Materials provided Start Marker

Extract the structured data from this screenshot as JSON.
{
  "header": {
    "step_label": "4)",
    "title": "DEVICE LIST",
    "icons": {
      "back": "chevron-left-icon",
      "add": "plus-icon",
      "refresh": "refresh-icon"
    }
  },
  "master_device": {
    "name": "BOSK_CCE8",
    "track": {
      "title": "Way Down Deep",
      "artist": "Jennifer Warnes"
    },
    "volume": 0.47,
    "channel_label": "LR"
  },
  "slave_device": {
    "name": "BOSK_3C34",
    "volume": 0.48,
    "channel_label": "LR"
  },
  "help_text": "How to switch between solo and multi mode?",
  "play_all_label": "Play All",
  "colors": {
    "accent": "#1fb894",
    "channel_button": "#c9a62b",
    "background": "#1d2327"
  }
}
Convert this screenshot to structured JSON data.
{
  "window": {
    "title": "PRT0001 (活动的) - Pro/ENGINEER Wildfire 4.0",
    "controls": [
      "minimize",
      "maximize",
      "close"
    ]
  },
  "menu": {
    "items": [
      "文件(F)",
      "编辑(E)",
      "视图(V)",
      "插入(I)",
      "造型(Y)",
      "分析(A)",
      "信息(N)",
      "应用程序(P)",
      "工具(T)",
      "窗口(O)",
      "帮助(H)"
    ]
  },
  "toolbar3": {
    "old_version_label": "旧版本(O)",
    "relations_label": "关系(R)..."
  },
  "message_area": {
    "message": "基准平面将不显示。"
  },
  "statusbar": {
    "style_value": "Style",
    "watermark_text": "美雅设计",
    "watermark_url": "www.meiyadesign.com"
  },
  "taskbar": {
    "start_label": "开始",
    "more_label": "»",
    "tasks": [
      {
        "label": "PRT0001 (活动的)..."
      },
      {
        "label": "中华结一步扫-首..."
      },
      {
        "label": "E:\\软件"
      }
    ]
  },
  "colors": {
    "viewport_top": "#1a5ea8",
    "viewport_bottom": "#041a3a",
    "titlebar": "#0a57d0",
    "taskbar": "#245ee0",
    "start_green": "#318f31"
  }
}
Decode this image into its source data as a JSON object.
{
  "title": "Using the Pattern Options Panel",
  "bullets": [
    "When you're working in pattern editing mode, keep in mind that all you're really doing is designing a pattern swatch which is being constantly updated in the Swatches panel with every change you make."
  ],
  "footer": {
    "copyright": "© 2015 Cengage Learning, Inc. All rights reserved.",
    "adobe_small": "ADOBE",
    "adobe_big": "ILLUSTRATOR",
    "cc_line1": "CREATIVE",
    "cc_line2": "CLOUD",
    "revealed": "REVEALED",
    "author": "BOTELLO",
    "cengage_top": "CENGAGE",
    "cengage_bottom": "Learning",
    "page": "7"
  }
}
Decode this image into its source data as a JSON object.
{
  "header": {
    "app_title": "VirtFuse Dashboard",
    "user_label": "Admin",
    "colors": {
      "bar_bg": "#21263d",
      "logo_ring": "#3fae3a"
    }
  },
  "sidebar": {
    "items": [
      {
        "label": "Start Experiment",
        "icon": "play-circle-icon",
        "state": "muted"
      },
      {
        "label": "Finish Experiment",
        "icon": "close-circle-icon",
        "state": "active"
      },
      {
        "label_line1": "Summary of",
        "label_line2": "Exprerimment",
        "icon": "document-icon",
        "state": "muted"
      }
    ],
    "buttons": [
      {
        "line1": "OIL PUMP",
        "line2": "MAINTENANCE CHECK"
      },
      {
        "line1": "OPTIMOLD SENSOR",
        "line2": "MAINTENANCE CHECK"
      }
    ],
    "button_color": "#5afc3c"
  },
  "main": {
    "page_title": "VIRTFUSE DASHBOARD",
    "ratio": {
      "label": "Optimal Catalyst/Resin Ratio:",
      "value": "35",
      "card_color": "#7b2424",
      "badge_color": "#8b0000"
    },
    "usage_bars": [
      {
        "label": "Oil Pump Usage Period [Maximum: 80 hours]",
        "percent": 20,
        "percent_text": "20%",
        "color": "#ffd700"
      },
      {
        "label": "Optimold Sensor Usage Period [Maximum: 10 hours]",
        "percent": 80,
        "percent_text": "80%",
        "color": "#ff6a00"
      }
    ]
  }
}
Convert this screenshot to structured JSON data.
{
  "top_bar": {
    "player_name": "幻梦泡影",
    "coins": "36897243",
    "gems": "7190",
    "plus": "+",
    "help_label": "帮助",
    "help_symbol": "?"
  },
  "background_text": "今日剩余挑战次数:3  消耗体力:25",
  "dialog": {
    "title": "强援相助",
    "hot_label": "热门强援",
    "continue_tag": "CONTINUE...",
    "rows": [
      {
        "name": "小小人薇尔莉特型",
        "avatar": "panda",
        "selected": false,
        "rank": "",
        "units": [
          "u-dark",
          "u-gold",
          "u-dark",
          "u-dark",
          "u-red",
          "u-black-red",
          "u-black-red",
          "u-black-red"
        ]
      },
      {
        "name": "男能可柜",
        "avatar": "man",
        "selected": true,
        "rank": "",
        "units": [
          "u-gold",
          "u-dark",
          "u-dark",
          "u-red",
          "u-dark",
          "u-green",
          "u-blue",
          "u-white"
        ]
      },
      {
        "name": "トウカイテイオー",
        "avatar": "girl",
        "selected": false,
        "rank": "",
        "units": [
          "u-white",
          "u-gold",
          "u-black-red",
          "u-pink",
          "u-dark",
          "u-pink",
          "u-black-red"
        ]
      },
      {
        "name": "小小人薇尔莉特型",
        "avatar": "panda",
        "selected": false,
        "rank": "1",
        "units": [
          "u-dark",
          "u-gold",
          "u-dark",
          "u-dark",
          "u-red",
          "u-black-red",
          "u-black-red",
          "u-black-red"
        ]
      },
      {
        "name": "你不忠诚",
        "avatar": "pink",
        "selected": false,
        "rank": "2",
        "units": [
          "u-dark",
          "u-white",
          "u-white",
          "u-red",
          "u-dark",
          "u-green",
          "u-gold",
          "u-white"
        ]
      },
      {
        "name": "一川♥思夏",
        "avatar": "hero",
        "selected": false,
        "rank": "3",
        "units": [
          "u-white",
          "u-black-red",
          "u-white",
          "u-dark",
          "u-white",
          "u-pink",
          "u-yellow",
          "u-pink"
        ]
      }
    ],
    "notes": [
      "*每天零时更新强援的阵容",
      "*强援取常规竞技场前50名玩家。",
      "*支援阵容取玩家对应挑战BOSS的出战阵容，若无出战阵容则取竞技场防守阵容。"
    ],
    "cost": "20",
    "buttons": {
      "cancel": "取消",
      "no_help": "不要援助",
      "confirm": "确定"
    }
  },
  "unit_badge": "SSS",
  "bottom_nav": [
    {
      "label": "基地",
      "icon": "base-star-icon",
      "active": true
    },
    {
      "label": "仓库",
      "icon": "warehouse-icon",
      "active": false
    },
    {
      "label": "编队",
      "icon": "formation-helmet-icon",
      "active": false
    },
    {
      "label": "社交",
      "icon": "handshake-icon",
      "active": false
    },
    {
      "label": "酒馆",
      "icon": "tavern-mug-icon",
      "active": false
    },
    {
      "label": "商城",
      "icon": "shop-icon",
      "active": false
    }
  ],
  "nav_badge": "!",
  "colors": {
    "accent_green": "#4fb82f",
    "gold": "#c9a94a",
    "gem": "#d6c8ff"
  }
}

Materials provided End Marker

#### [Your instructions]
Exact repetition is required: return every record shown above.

#### [Answer below]
Extract the structured data from this screenshot as JSON.
{
  "header": {
    "step_label": "4)",
    "title": "DEVICE LIST",
    "icons": {
      "back": "chevron-left-icon",
      "add": "plus-icon",
      "refresh": "refresh-icon"
    }
  },
  "master_device": {
    "name": "BOSK_CCE8",
    "track": {
      "title": "Way Down Deep",
      "artist": "Jennifer Warnes"
    },
    "volume": 0.47,
    "channel_label": "LR"
  },
  "slave_device": {
    "name": "BOSK_3C34",
    "volume": 0.48,
    "channel_label": "LR"
  },
  "help_text": "How to switch between solo and multi mode?",
  "play_all_label": "Play All",
  "colors": {
    "accent": "#1fb894",
    "channel_button": "#c9a62b",
    "background": "#1d2327"
  }
}
Convert this screenshot to structured JSON data.
{
  "window": {
    "title": "PRT0001 (活动的) - Pro/ENGINEER Wildfire 4.0",
    "controls": [
      "minimize",
      "maximize",
      "close"
    ]
  },
  "menu": {
    "items": [
      "文件(F)",
      "编辑(E)",
      "视图(V)",
      "插入(I)",
      "造型(Y)",
      "分析(A)",
      "信息(N)",
      "应用程序(P)",
      "工具(T)",
      "窗口(O)",
      "帮助(H)"
    ]
  },
  "toolbar3": {
    "old_version_label": "旧版本(O)",
    "relations_label": "关系(R)..."
  },
  "message_area": {
    "message": "基准平面将不显示。"
  },
  "statusbar": {
    "style_value": "Style",
    "watermark_text": "美雅设计",
    "watermark_url": "www.meiyadesign.com"
  },
  "taskbar": {
    "start_label": "开始",
    "more_label": "»",
    "tasks": [
      {
        "label": "PRT0001 (活动的)..."
      },
      {
        "label": "中华结一步扫-首..."
      },
      {
        "label": "E:\\软件"
      }
    ]
  },
  "colors": {
    "viewport_top": "#1a5ea8",
    "viewport_bottom": "#041a3a",
    "titlebar": "#0a57d0",
    "taskbar": "#245ee0",
    "start_green": "#318f31"
  }
}
Decode this image into its source data as a JSON object.
{
  "title": "Using the Pattern Options Panel",
  "bullets": [
    "When you're working in pattern editing mode, keep in mind that all you're really doing is designing a pattern swatch which is being constantly updated in the Swatches panel with every change you make."
  ],
  "footer": {
    "copyright": "© 2015 Cengage Learning, Inc. All rights reserved.",
    "adobe_small": "ADOBE",
    "adobe_big": "ILLUSTRATOR",
    "cc_line1": "CREATIVE",
    "cc_line2": "CLOUD",
    "revealed": "REVEALED",
    "author": "BOTELLO",
    "cengage_top": "CENGAGE",
    "cengage_bottom": "Learning",
    "page": "7"
  }
}
Decode this image into its source data as a JSON object.
{
  "header": {
    "app_title": "VirtFuse Dashboard",
    "user_label": "Admin",
    "colors": {
      "bar_bg": "#21263d",
      "logo_ring": "#3fae3a"
    }
  },
  "sidebar": {
    "items": [
      {
        "label": "Start Experiment",
        "icon": "play-circle-icon",
        "state": "muted"
      },
      {
        "label": "Finish Experiment",
        "icon": "close-circle-icon",
        "state": "active"
      },
      {
        "label_line1": "Summary of",
        "label_line2": "Exprerimment",
        "icon": "document-icon",
        "state": "muted"
      }
    ],
    "buttons": [
      {
        "line1": "OIL PUMP",
        "line2": "MAINTENANCE CHECK"
      },
      {
        "line1": "OPTIMOLD SENSOR",
        "line2": "MAINTENANCE CHECK"
      }
    ],
    "button_color": "#5afc3c"
  },
  "main": {
    "page_title": "VIRTFUSE DASHBOARD",
    "ratio": {
      "label": "Optimal Catalyst/Resin Ratio:",
      "value": "35",
      "card_color": "#7b2424",
      "badge_color": "#8b0000"
    },
    "usage_bars": [
      {
        "label": "Oil Pump Usage Period [Maximum: 80 hours]",
        "percent": 20,
        "percent_text": "20%",
        "color": "#ffd700"
      },
      {
        "label": "Optimold Sensor Usage Period [Maximum: 10 hours]",
        "percent": 80,
        "percent_text": "80%",
        "color": "#ff6a00"
      }
    ]
  }
}
Convert this screenshot to structured JSON data.
{
  "top_bar": {
    "player_name": "幻梦泡影",
    "coins": "36897243",
    "gems": "7190",
    "plus": "+",
    "help_label": "帮助",
    "help_symbol": "?"
  },
  "background_text": "今日剩余挑战次数:3  消耗体力:25",
  "dialog": {
    "title": "强援相助",
    "hot_label": "热门强援",
    "continue_tag": "CONTINUE...",
    "rows": [
      {
        "name": "小小人薇尔莉特型",
        "avatar": "panda",
        "selected": false,
        "rank": "",
        "units": [
          "u-dark",
          "u-gold",
          "u-dark",
          "u-dark",
          "u-red",
          "u-black-red",
          "u-black-red",
          "u-black-red"
        ]
      },
      {
        "name": "男能可柜",
        "avatar": "man",
        "selected": true,
        "rank": "",
        "units": [
          "u-gold",
          "u-dark",
          "u-dark",
          "u-red",
          "u-dark",
          "u-green",
          "u-blue",
          "u-white"
        ]
      },
      {
        "name": "トウカイテイオー",
        "avatar": "girl",
        "selected": false,
        "rank": "",
        "units": [
          "u-white",
          "u-gold",
          "u-black-red",
          "u-pink",
          "u-dark",
          "u-pink",
          "u-black-red"
        ]
      },
      {
        "name": "小小人薇尔莉特型",
        "avatar": "panda",
        "selected": false,
        "rank": "1",
        "units": [
          "u-dark",
          "u-gold",
          "u-dark",
          "u-dark",
          "u-red",
          "u-black-red",
          "u-black-red",
          "u-black-red"
        ]
      },
      {
        "name": "你不忠诚",
        "avatar": "pink",
        "selected": false,
        "rank": "2",
        "units": [
          "u-dark",
          "u-white",
          "u-white",
          "u-red",
          "u-dark",
          "u-green",
          "u-gold",
          "u-white"
        ]
      },
      {
        "name": "一川♥思夏",
        "avatar": "hero",
        "selected": false,
        "rank": "3",
        "units": [
          "u-white",
          "u-black-red",
          "u-white",
          "u-dark",
          "u-white",
          "u-pink",
          "u-yellow",
          "u-pink"
        ]
      }
    ],
    "notes": [
      "*每天零时更新强援的阵容",
      "*强援取常规竞技场前50名玩家。",
      "*支援阵容取玩家对应挑战BOSS的出战阵容，若无出战阵容则取竞技场防守阵容。"
    ],
    "cost": "20",
    "buttons": {
      "cancel": "取消",
      "no_help": "不要援助",
      "confirm": "确定"
    }
  },
  "unit_badge": "SSS",
  "bottom_nav": [
    {
      "label": "基地",
      "icon": "base-star-icon",
      "active": true
    },
    {
      "label": "仓库",
      "icon": "warehouse-icon",
      "active": false
    },
    {
      "label": "编队",
      "icon": "formation-helmet-icon",
      "active": false
    },
    {
      "label": "社交",
      "icon": "handshake-icon",
      "active": false
    },
    {
      "label": "酒馆",
      "icon": "tavern-mug-icon",
      "active": false
    },
    {
      "label": "商城",
      "icon": "shop-icon",
      "active": false
    }
  ],
  "nav_badge": "!",
  "colors": {
    "accent_green": "#4fb82f",
    "gold": "#c9a94a",
    "gem": "#d6c8ff"
  }
}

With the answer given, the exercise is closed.